There’s a type of growth that comes from repetition; practice, essentially. This is the type of growth that occurs when rehearsing a piece of music on a piano. To master the piece, it requires playing and replaying the song. By the tenth time of playing through it, you aren’t likely introduced to any new notes. However, your brain and body is slowly becoming more familiar with this particular arrangement of notes on a page and translating them into musical expression.

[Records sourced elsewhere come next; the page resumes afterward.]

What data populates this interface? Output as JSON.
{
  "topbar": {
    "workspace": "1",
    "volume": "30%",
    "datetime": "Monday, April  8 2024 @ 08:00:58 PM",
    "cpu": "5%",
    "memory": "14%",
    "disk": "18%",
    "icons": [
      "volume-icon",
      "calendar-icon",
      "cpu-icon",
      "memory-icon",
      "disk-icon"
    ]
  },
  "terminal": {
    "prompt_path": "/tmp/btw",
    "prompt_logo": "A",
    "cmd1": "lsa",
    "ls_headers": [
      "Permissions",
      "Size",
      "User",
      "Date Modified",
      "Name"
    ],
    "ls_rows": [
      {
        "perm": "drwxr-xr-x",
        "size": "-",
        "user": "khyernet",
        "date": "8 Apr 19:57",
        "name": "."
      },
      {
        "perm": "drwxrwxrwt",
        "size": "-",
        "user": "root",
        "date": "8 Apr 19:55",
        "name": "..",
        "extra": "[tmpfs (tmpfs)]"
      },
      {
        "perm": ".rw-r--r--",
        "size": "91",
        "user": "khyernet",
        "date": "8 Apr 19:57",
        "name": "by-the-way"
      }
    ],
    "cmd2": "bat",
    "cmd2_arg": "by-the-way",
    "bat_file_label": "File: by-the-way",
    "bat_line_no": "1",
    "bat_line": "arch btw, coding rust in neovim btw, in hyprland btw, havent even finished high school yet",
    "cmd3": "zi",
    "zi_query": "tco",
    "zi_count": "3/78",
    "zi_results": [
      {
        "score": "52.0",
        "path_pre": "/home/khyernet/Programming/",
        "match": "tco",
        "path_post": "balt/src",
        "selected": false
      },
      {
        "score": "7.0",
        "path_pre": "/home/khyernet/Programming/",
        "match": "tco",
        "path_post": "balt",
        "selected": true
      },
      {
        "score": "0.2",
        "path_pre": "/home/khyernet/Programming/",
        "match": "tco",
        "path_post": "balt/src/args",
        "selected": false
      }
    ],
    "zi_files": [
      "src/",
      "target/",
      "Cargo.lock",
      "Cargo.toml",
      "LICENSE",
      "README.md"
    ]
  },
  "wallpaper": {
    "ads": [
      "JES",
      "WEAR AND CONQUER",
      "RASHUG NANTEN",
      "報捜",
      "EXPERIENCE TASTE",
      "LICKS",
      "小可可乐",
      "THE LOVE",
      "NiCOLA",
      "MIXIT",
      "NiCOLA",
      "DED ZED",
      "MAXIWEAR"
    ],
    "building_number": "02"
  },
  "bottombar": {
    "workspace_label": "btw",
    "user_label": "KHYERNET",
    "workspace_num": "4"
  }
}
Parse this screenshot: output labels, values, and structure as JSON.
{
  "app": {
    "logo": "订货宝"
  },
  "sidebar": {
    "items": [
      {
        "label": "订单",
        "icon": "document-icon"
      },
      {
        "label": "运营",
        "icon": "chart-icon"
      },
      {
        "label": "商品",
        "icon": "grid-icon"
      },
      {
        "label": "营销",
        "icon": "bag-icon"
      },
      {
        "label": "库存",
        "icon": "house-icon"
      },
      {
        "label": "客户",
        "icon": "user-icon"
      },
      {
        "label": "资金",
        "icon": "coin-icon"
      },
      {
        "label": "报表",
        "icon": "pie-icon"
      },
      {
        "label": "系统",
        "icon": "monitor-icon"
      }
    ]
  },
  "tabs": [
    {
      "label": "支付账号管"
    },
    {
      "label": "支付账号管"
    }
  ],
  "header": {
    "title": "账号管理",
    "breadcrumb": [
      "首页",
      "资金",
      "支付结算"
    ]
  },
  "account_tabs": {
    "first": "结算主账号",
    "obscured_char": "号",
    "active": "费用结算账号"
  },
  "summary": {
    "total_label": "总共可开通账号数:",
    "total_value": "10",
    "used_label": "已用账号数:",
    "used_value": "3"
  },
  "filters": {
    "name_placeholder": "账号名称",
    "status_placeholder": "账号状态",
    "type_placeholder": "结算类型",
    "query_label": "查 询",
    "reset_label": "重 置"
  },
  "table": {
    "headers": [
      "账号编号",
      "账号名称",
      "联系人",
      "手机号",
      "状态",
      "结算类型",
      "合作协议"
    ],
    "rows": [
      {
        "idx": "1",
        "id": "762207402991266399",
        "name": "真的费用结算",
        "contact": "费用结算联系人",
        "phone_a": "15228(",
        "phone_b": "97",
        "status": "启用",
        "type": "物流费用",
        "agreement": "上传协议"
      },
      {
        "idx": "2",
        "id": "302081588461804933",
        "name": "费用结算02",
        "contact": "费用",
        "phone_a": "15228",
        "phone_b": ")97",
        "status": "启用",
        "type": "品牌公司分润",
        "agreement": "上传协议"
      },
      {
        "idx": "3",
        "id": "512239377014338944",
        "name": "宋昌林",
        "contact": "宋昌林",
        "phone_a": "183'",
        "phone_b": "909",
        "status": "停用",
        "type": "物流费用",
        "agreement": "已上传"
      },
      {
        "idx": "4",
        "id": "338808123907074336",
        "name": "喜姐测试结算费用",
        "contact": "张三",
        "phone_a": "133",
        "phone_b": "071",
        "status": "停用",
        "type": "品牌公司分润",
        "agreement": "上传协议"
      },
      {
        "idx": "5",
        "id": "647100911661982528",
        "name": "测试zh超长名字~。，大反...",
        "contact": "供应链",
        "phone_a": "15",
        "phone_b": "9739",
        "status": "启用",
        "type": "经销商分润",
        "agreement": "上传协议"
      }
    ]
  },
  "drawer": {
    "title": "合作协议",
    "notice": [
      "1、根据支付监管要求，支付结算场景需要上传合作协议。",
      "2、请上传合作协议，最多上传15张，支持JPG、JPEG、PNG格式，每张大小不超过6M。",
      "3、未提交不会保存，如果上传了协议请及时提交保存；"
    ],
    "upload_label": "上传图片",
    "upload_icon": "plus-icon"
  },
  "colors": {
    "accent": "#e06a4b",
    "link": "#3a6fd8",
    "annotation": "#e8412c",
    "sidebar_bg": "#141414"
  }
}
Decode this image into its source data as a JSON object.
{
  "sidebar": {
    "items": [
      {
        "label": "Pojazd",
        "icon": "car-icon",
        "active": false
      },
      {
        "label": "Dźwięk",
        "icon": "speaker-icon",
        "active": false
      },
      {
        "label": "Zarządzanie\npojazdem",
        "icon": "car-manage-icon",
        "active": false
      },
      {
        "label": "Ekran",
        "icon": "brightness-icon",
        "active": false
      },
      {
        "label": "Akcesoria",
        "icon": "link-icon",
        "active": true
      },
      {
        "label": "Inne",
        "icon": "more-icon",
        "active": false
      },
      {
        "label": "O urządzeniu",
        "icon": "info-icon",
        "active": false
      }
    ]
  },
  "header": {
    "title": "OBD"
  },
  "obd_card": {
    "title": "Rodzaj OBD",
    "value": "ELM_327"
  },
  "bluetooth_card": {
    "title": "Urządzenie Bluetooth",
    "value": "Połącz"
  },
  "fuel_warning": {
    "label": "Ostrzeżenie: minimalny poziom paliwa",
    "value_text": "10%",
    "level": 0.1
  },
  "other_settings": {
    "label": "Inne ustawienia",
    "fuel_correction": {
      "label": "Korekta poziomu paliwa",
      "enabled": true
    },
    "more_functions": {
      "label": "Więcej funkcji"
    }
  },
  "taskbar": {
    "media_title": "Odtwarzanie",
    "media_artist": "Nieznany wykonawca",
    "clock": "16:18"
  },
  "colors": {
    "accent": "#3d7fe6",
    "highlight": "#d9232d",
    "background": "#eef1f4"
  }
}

In a life of spiritual maturity, there is much that requires simple practice. Often these things are called ‘spiritual disciplines’. Holy habits, if you will. In the midst of the struggle to maintain our dedication to these things, it’s easy to miss the significant long-term positive impact these practices have on our thinking, speech, and decision making. The Christian life is certainly more than these, but it isn’t less. That being said, if we become too rigid with our particular pattern of Christian living, it can come at the cost of further growth.